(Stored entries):
[Start of Attachment]
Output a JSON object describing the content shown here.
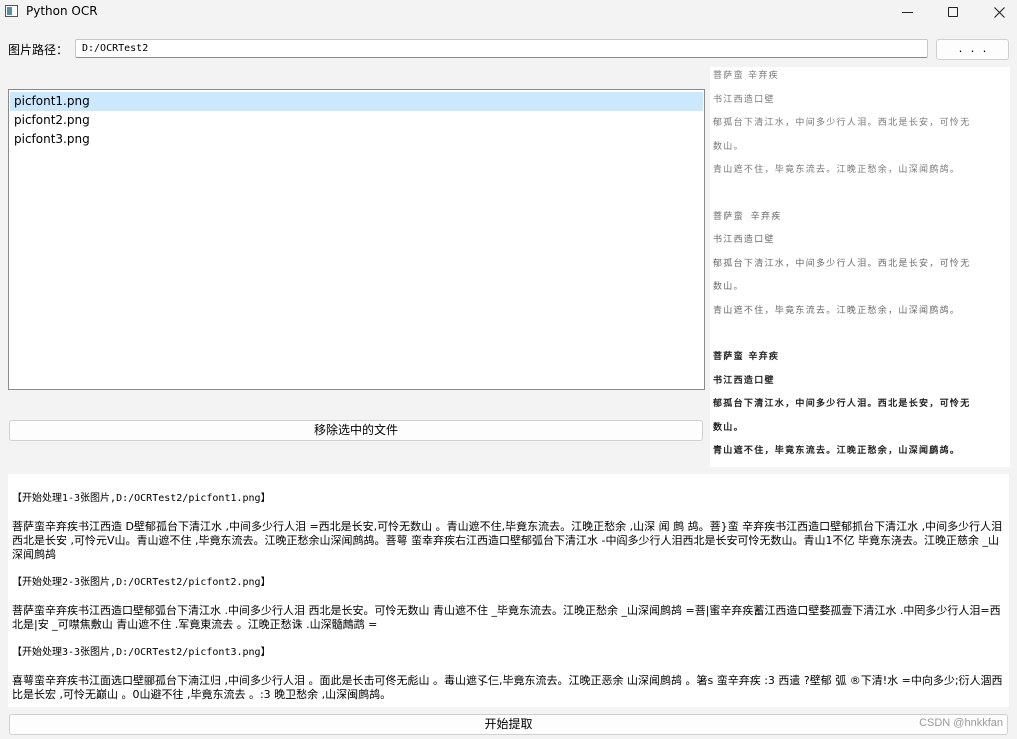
{
  "window": {
    "title": "Python OCR"
  },
  "path": {
    "label": "图片路径：",
    "value": "D:/OCRTest2",
    "browse_label": ". . ."
  },
  "file_list": {
    "items": [
      "picfont1.png",
      "picfont2.png",
      "picfont3.png"
    ],
    "selected_index": 0
  },
  "remove_button": "移除选中的文件",
  "preview": {
    "block1": [
      "菩萨蛮  辛弃疾",
      "书江西造口壁",
      "郁孤台下清江水，中间多少行人泪。西北是长安，可怜无",
      "数山。",
      "青山遮不住，毕竟东流去。江晚正愁余，山深闻鹧鸪。"
    ],
    "block2": [
      "菩萨蛮  辛弃疾",
      "书江西造口壁",
      "郁孤台下清江水，中间多少行人泪。西北是长安，可怜无",
      "数山。",
      "青山遮不住，毕竟东流去。江晚正愁余，山深闻鹧鸪。"
    ],
    "block3": [
      "菩萨蛮  辛弃疾",
      "书江西造口壁",
      "郁孤台下清江水，中间多少行人泪。西北是长安，可怜无",
      "数山。",
      "青山遮不住，毕竟东流去。江晚正愁余，山深闻鹧鸪。"
    ]
  },
  "output": {
    "header1": "【开始处理1-3张图片,D:/OCRTest2/picfont1.png】",
    "text1": "菩萨蛮辛弃疾书江西造 D壁郁孤台下清江水 ,中间多少行人泪 =西北是长安,可怜无数山 。青山遮不住,毕竟东流去。江晚正愁余 ,山深 闻 鹧 鸪。菩}蛮   辛弃疾书江西造口壁郁抓台下清江水 ,中间多少行人泪西北是长安 ,可怜元V山。青山遮不住 ,毕竟东流去。江晚正愁余山深闻鹧鸪。菩萼   蛮幸弃疾右江西造口壁郁弧台下清江水 -中阎多少行人泪西北是长安可怜无数山。青山1不亿 毕竟东浇去。江晚正慈余 _山深闻鹧鸪",
    "header2": "【开始处理2-3张图片,D:/OCRTest2/picfont2.png】",
    "text2": "菩萨蛮辛弃疾书江西造口壁郁弧台下清江水 .中间多少行人泪 西北是长安。可怜无数山 青山遮不住 _毕竟东流去。江晚正愁余 _山深闻鹧鸪 =菩|蜜辛弃疾蓄江西造口壁婺孤壹下清江水 .中罔多少行人泪=西北是|安 _可噤焦敷山 青山遮不住 .军竟東流去 。江晚正愁诛 .山深髓鷓鹉 =",
    "header3": "【开始处理3-3张图片,D:/OCRTest2/picfont3.png】",
    "text3": "喜萼蛮辛弃疾书江面选口壁郦孤台下湳江归 ,中间多少行人泪 。面此是长击可佟无彪山 。毒山遮孓仨,毕竟东流去。江晚正恶余 山深闻鹧鸪 。箸s  蛮辛弃疾 :3 西遣 ?壁郁  弧  ®下清!水 =中向多少;衍人涸西 比是长宏 ,可怜无巅山 。0山避不往 ,毕竟东流去 。:3  晚卫愁余 ,山深闽鹧鸪。"
  },
  "extract_button": "开始提取",
  "watermark": "CSDN @hnkkfan"
}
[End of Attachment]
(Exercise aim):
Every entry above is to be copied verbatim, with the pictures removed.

(Written answer):
Output a JSON object describing the content shown here.
{
  "window": {
    "title": "Python OCR"
  },
  "path": {
    "label": "图片路径：",
    "value": "D:/OCRTest2",
    "browse_label": ". . ."
  },
  "file_list": {
    "items": [
      "picfont1.png",
      "picfont2.png",
      "picfont3.png"
    ],
    "selected_index": 0
  },
  "remove_button": "移除选中的文件",
  "preview": {
    "block1": [
      "菩萨蛮  辛弃疾",
      "书江西造口壁",
      "郁孤台下清江水，中间多少行人泪。西北是长安，可怜无",
      "数山。",
      "青山遮不住，毕竟东流去。江晚正愁余，山深闻鹧鸪。"
    ],
    "block2": [
      "菩萨蛮  辛弃疾",
      "书江西造口壁",
      "郁孤台下清江水，中间多少行人泪。西北是长安，可怜无",
      "数山。",
      "青山遮不住，毕竟东流去。江晚正愁余，山深闻鹧鸪。"
    ],
    "block3": [
      "菩萨蛮  辛弃疾",
      "书江西造口壁",
      "郁孤台下清江水，中间多少行人泪。西北是长安，可怜无",
      "数山。",
      "青山遮不住，毕竟东流去。江晚正愁余，山深闻鹧鸪。"
    ]
  },
  "output": {
    "header1": "【开始处理1-3张图片,D:/OCRTest2/picfont1.png】",
    "text1": "菩萨蛮辛弃疾书江西造 D壁郁孤台下清江水 ,中间多少行人泪 =西北是长安,可怜无数山 。青山遮不住,毕竟东流去。江晚正愁余 ,山深 闻 鹧 鸪。菩}蛮   辛弃疾书江西造口壁郁抓台下清江水 ,中间多少行人泪西北是长安 ,可怜元V山。青山遮不住 ,毕竟东流去。江晚正愁余山深闻鹧鸪。菩萼   蛮幸弃疾右江西造口壁郁弧台下清江水 -中阎多少行人泪西北是长安可怜无数山。青山1不亿 毕竟东浇去。江晚正慈余 _山深闻鹧鸪",
    "header2": "【开始处理2-3张图片,D:/OCRTest2/picfont2.png】",
    "text2": "菩萨蛮辛弃疾书江西造口壁郁弧台下清江水 .中间多少行人泪 西北是长安。可怜无数山 青山遮不住 _毕竟东流去。江晚正愁余 _山深闻鹧鸪 =菩|蜜辛弃疾蓄江西造口壁婺孤壹下清江水 .中罔多少行人泪=西北是|安 _可噤焦敷山 青山遮不住 .军竟東流去 。江晚正愁诛 .山深髓鷓鹉 =",
    "header3": "【开始处理3-3张图片,D:/OCRTest2/picfont3.png】",
    "text3": "喜萼蛮辛弃疾书江面选口壁郦孤台下湳江归 ,中间多少行人泪 。面此是长击可佟无彪山 。毒山遮孓仨,毕竟东流去。江晚正恶余 山深闻鹧鸪 。箸s  蛮辛弃疾 :3 西遣 ?壁郁  弧  ®下清!水 =中向多少;衍人涸西 比是长宏 ,可怜无巅山 。0山避不往 ,毕竟东流去 。:3  晚卫愁余 ,山深闽鹧鸪。"
  },
  "extract_button": "开始提取",
  "watermark": "CSDN @hnkkfan"
}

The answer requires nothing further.